    Hi! I'm trying to find the points of intersection of a sinusoidal function and a line. The line is y=x/7. The function is y=sinx. Can someone tell me how to determine the number of intersections and exact intersections. I would also like to know if the same method can be applied to y=tanx and y=cosx. Thanks! Also, can you keep the math at a high school level; pre-calculus.

    2. Relevant equations

    3. The attempt at a solution
  2. jcsd
  3. Nov 14, 2015 #2


    User Avatar
    Staff Emeritus
    Science Advisor
    Homework Helper

    Working with trig functions means that most algebraic techniques for finding intersections can't be used.

    If you want to find out approximately where y = x/7 and y = sin (x) intersect, probably the quickest way is to make a graph of these two functions.

    There should be one obvious value of x which satisfies these two equations. Locating the others is a little more difficult and probably will require some trial and error calculations to find the values of x.
  4. Nov 15, 2015 #3


    User Avatar
    Science Advisor

    y= x/7 and y= sin(x) give x/7= sin(x). An obvious solution to that is x= 0, As for any other solution (and there are other solutions, the slope of x/7 is 1/7 while the slope of sin(x), at x= 0 is 1 so the line goes under the sine curve- but the sine curve turns back down again), as SteamKing says, there is no "algebra way" to solve that, you will need to solve it numerically. One method that tends to converge fairly quickly is "Newton's" method: to solve f(x)= 0, choose some starting value, [itex]x_0[/itex], construct the next value, [itex]x_1= x_0- \frac{f(x_0)}{f'(x_0)}[/itex]. Then construct [itex]x_2= x_1- \frac{f(x_1)}{f'(x_1)}[/itex] and continue like that until you have sufficient accuracy.

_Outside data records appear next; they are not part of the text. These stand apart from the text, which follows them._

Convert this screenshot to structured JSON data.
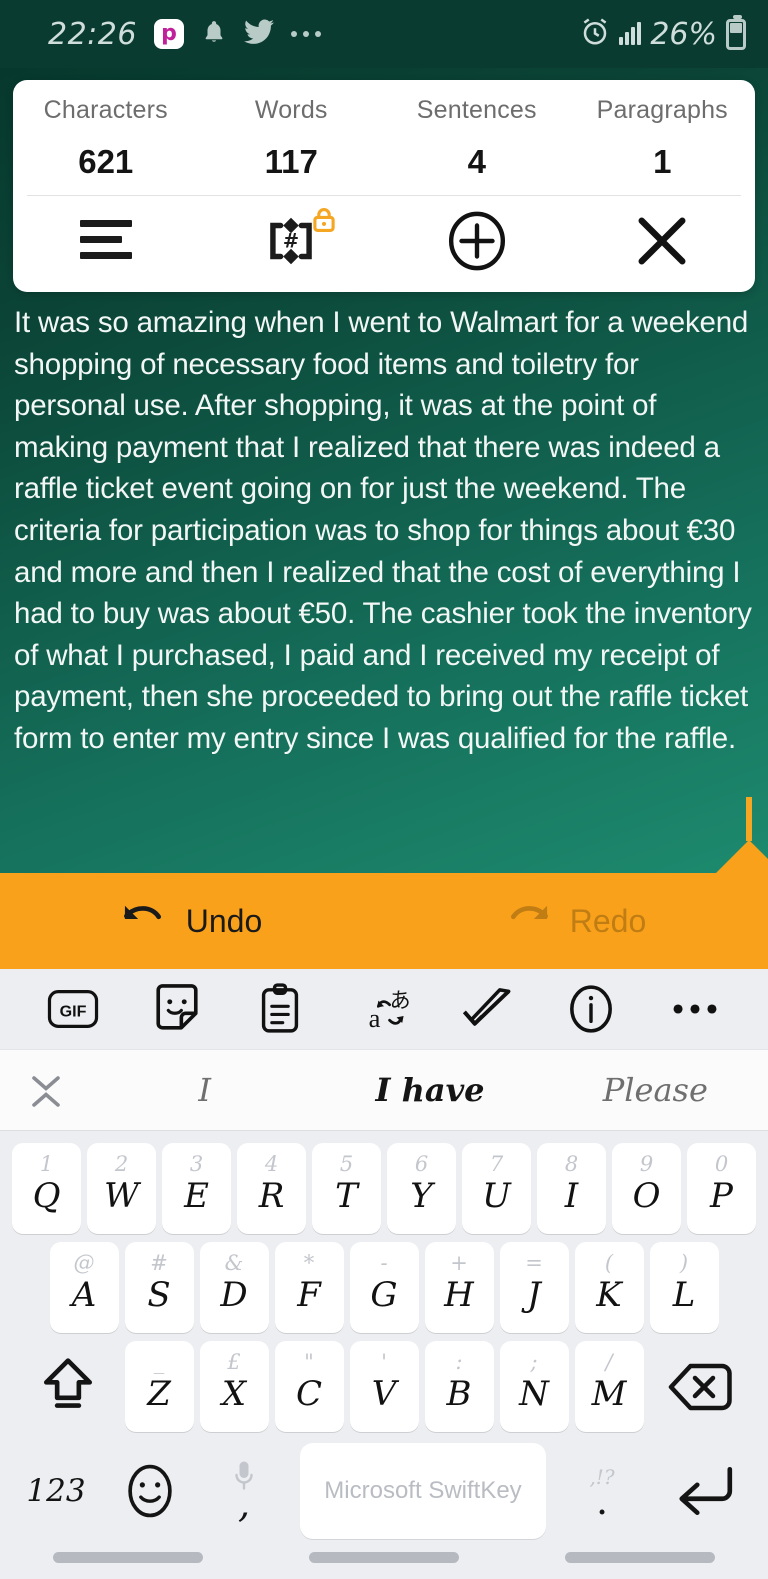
{
  "status_bar": {
    "time": "22:26",
    "app_icon_label": "p",
    "icons": [
      "pinterest-icon",
      "bell-icon",
      "twitter-icon",
      "overflow-dots-icon",
      "alarm-icon",
      "signal-icon",
      "battery-icon"
    ],
    "battery_percent": "26%"
  },
  "stats_card": {
    "metrics": [
      {
        "label": "Characters",
        "value": "621"
      },
      {
        "label": "Words",
        "value": "117"
      },
      {
        "label": "Sentences",
        "value": "4"
      },
      {
        "label": "Paragraphs",
        "value": "1"
      }
    ],
    "actions": [
      {
        "name": "menu-lines-icon",
        "label": "Menu"
      },
      {
        "name": "hashtag-clipboard-icon",
        "label": "Tags",
        "badge": "lock-icon",
        "badge_color": "#f5a623"
      },
      {
        "name": "plus-circle-icon",
        "label": "Add"
      },
      {
        "name": "close-x-icon",
        "label": "Close"
      }
    ]
  },
  "editor": {
    "body_text": "It was so amazing when I went to Walmart for a weekend shopping of necessary food items and toiletry for personal use. After shopping, it was at the point of making payment that I realized that there was indeed a raffle ticket event going on for just the weekend. The criteria for participation was to shop for things about €30 and more and then I realized that the cost of everything I had to buy was about €50. The cashier took the inventory of what I purchased, I paid and I received my receipt of payment, then she proceeded to bring out the raffle ticket form to enter my entry since I was qualified for the raffle.",
    "caret_color": "#f5a623",
    "background_top": "#07382d",
    "background_bottom": "#1d8a6e"
  },
  "undo_bar": {
    "background": "#f9a11b",
    "undo_label": "Undo",
    "redo_label": "Redo",
    "undo_enabled": "true",
    "redo_enabled": "false"
  },
  "keyboard": {
    "toolbar_icons": [
      "gif-icon",
      "sticker-icon",
      "clipboard-icon",
      "translate-icon",
      "spellcheck-icon",
      "info-icon",
      "more-dots-icon"
    ],
    "gif_label": "GIF",
    "predictions": [
      "I",
      "I have",
      "Please"
    ],
    "rows": [
      {
        "keys": [
          {
            "main": "Q",
            "hint": "1"
          },
          {
            "main": "W",
            "hint": "2"
          },
          {
            "main": "E",
            "hint": "3"
          },
          {
            "main": "R",
            "hint": "4"
          },
          {
            "main": "T",
            "hint": "5"
          },
          {
            "main": "Y",
            "hint": "6"
          },
          {
            "main": "U",
            "hint": "7"
          },
          {
            "main": "I",
            "hint": "8"
          },
          {
            "main": "O",
            "hint": "9"
          },
          {
            "main": "P",
            "hint": "0"
          }
        ]
      },
      {
        "keys": [
          {
            "main": "A",
            "hint": "@"
          },
          {
            "main": "S",
            "hint": "#"
          },
          {
            "main": "D",
            "hint": "&"
          },
          {
            "main": "F",
            "hint": "*"
          },
          {
            "main": "G",
            "hint": "-"
          },
          {
            "main": "H",
            "hint": "+"
          },
          {
            "main": "J",
            "hint": "="
          },
          {
            "main": "K",
            "hint": "("
          },
          {
            "main": "L",
            "hint": ")"
          }
        ]
      },
      {
        "keys": [
          {
            "main": "Z",
            "hint": "_"
          },
          {
            "main": "X",
            "hint": "£"
          },
          {
            "main": "C",
            "hint": "\""
          },
          {
            "main": "V",
            "hint": "'"
          },
          {
            "main": "B",
            "hint": ":"
          },
          {
            "main": "N",
            "hint": ";"
          },
          {
            "main": "M",
            "hint": "/"
          }
        ]
      }
    ],
    "shift_icon": "shift-arrow-icon",
    "backspace_icon": "backspace-icon",
    "numeric_label": "123",
    "emoji_icon": "emoji-face-icon",
    "comma_label": ",",
    "mic_hint_icon": "microphone-icon",
    "space_label": "Microsoft SwiftKey",
    "period_label": ".",
    "period_hint": ",!?",
    "enter_icon": "enter-arrow-icon"
  }
}
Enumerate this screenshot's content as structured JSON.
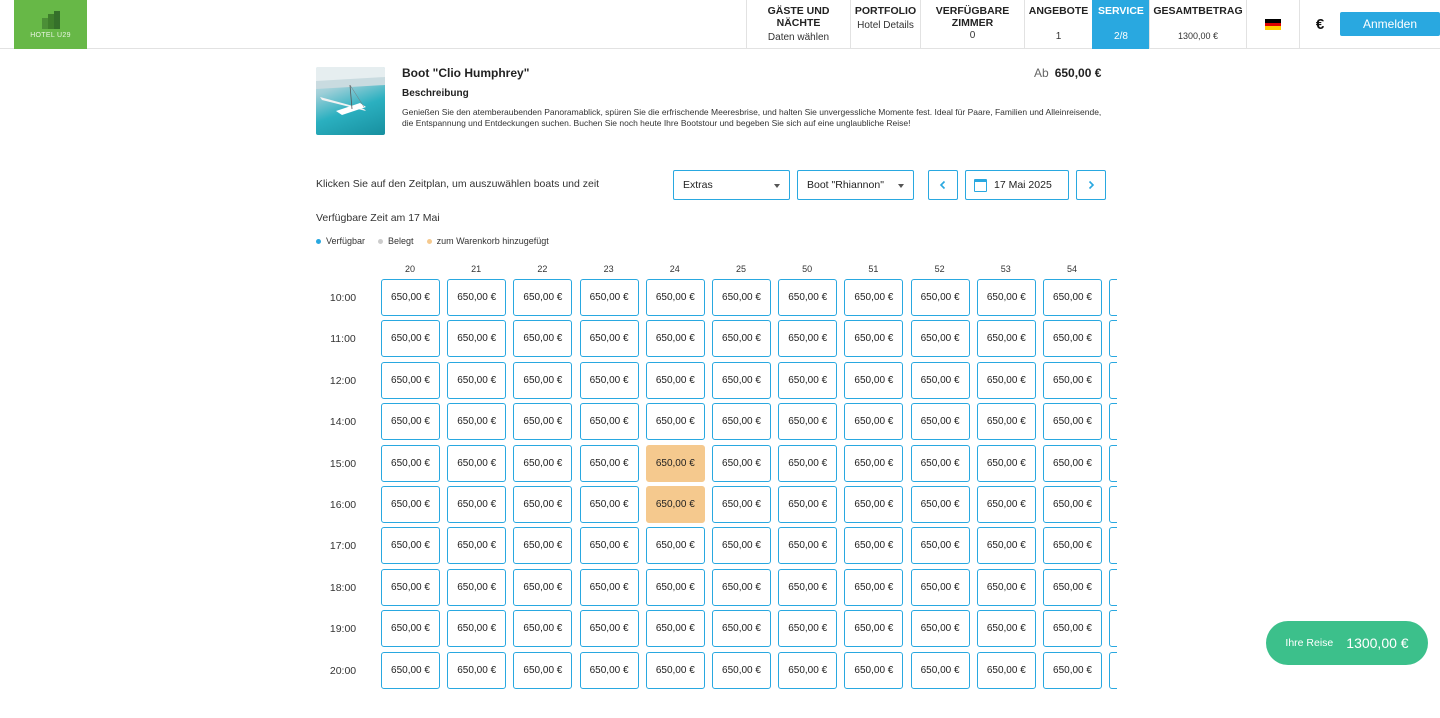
{
  "header": {
    "logo_text": "HOTEL U29",
    "nav": [
      {
        "title": "GÄSTE UND\nNÄCHTE",
        "sub": "Daten wählen",
        "active": false
      },
      {
        "title": "PORTFOLIO",
        "sub": "Hotel Details",
        "active": false
      },
      {
        "title": "VERFÜGBARE\nZIMMER",
        "sub": "0",
        "active": false
      },
      {
        "title": "ANGEBOTE",
        "sub": "1",
        "active": false
      },
      {
        "title": "SERVICE",
        "sub": "2/8",
        "active": true
      },
      {
        "title": "GESAMTBETRAG",
        "sub": "1300,00 €",
        "active": false
      }
    ],
    "language_icon": "german-flag-icon",
    "currency_symbol": "€",
    "login_label": "Anmelden"
  },
  "product": {
    "title": "Boot \"Clio Humphrey\"",
    "price_prefix": "Ab",
    "price": "650,00 €",
    "description_heading": "Beschreibung",
    "description": "Genießen Sie den atemberaubenden Panoramablick, spüren Sie die erfrischende Meeresbrise, und halten Sie unvergessliche Momente fest. Ideal für Paare, Familien und Alleinreisende, die Entspannung und Entdeckungen suchen. Buchen Sie noch heute Ihre Bootstour und begeben Sie sich auf eine unglaubliche Reise!"
  },
  "controls": {
    "hint": "Klicken Sie auf den Zeitplan, um auszuwählen boats und zeit",
    "extras_select": "Extras",
    "boat_select": "Boot \"Rhiannon\"",
    "date": "17 Mai 2025"
  },
  "schedule": {
    "title": "Verfügbare Zeit am 17 Mai",
    "legend": [
      {
        "label": "Verfügbar",
        "color": "#29a8e0"
      },
      {
        "label": "Belegt",
        "color": "#cccccc"
      },
      {
        "label": "zum Warenkorb hinzugefügt",
        "color": "#f5c98e"
      }
    ],
    "columns": [
      "20",
      "21",
      "22",
      "23",
      "24",
      "25",
      "50",
      "51",
      "52",
      "53",
      "54",
      ""
    ],
    "times": [
      "10:00",
      "11:00",
      "12:00",
      "14:00",
      "15:00",
      "16:00",
      "17:00",
      "18:00",
      "19:00",
      "20:00"
    ],
    "slot_price": "650,00 €",
    "in_cart": [
      {
        "time": "15:00",
        "column": "24"
      },
      {
        "time": "16:00",
        "column": "24"
      }
    ]
  },
  "trip": {
    "label": "Ihre Reise",
    "total": "1300,00 €"
  },
  "colors": {
    "accent": "#29a8e0",
    "brand_green": "#67b847",
    "cart": "#f5c98e",
    "trip_button": "#3cc08b"
  }
}
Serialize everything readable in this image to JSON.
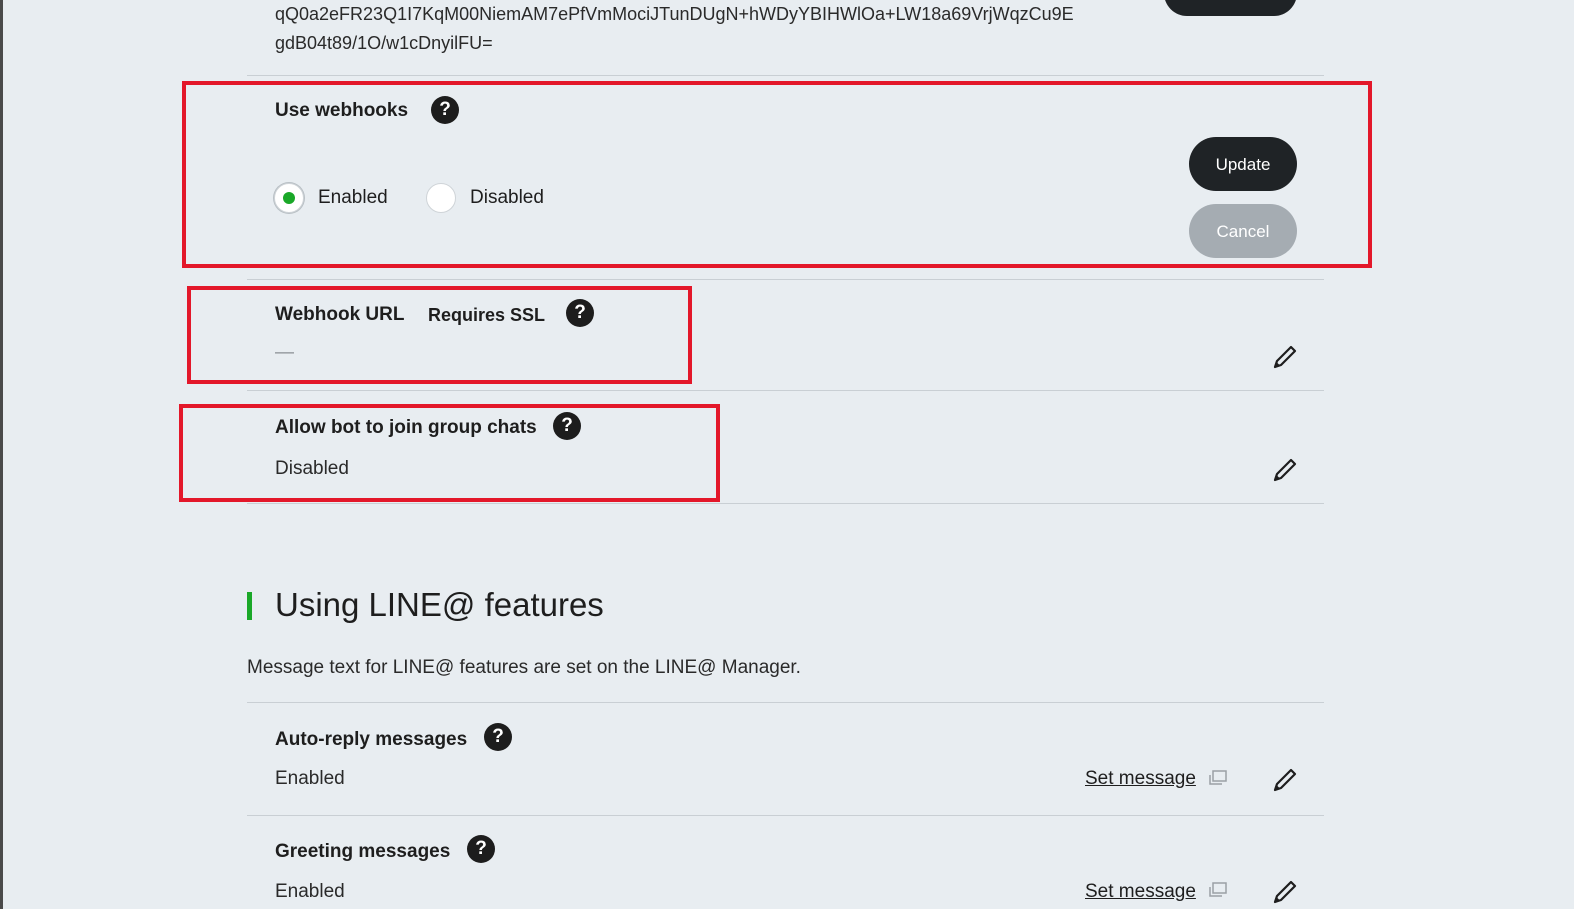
{
  "channel_secret": {
    "line1": "qQ0a2eFR23Q1I7KqM00NiemAM7ePfVmMociJTunDUgN+hWDyYBIHWlOa+LW18a69VrjWqzCu9E",
    "line2": "gdB04t89/1O/w1cDnyilFU="
  },
  "webhooks": {
    "label": "Use webhooks",
    "help": "?",
    "options": [
      {
        "label": "Enabled",
        "selected": true
      },
      {
        "label": "Disabled",
        "selected": false
      }
    ],
    "update_label": "Update",
    "cancel_label": "Cancel"
  },
  "webhook_url": {
    "label": "Webhook URL",
    "sublabel": "Requires SSL",
    "help": "?",
    "value": "—"
  },
  "group_chats": {
    "label": "Allow bot to join group chats",
    "help": "?",
    "value": "Disabled"
  },
  "line_features": {
    "title": "Using LINE@ features",
    "description": "Message text for LINE@ features are set on the LINE@ Manager.",
    "items": [
      {
        "label": "Auto-reply messages",
        "help": "?",
        "value": "Enabled",
        "link": "Set message"
      },
      {
        "label": "Greeting messages",
        "help": "?",
        "value": "Enabled",
        "link": "Set message"
      }
    ]
  },
  "colors": {
    "accent": "#1aa828",
    "highlight": "#e3172a",
    "dark_button": "#1f2326",
    "cancel_button": "#a5acb2",
    "background": "#e8edf1"
  },
  "icons": {
    "help": "question-circle-icon",
    "edit": "pencil-icon",
    "external": "external-window-icon"
  }
}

    Here, the problem is to solve f(x)= x/7- sin(x)= 0 so f'(x)= 1/7- cos(x) and the formula becomes [itex]x_{n+1}= x_n- \frac{x_n/7- sin(x_n)}{1/7- cos(x_n)}= x_n- \frac{x_n- 7sin(x_n)}{1- 7cos(x_n)}[/itex].
  5. Nov 22, 2015 #4
    Thank you SteamKing and HallsofIvy for the replies. It actually helped a lot. I'll graph the two functions from now on to find the intersection. I was generally interested in the mathematics if there were an algebraic way to solve. Oh, I didn't know about Newton's method previously; thank you for telling me about. I do not understand it that well at the moment; maybe I will use it in calculus or high-level mathematics. Thank you though.
  6. Nov 22, 2015 #5


    User Avatar
    Science Advisor
    Homework Helper
    Gold Member

    A word of caution on Newton's method: it does not always converge. If you tried to use it to find where x1/3 becomes zero, starting at some nonzero value for x, you would find each subsequent x value is -2 times the previous one, taking you further and further from the answer. There are ways around this.
Know someone interested in this topic? Share this thread via Reddit, Google+, Twitter, or Facebook

Have something to add?
Draft saved Draft deleted

Similar Discussions: Finding the Intersection of a Sinusoidal Function and a Line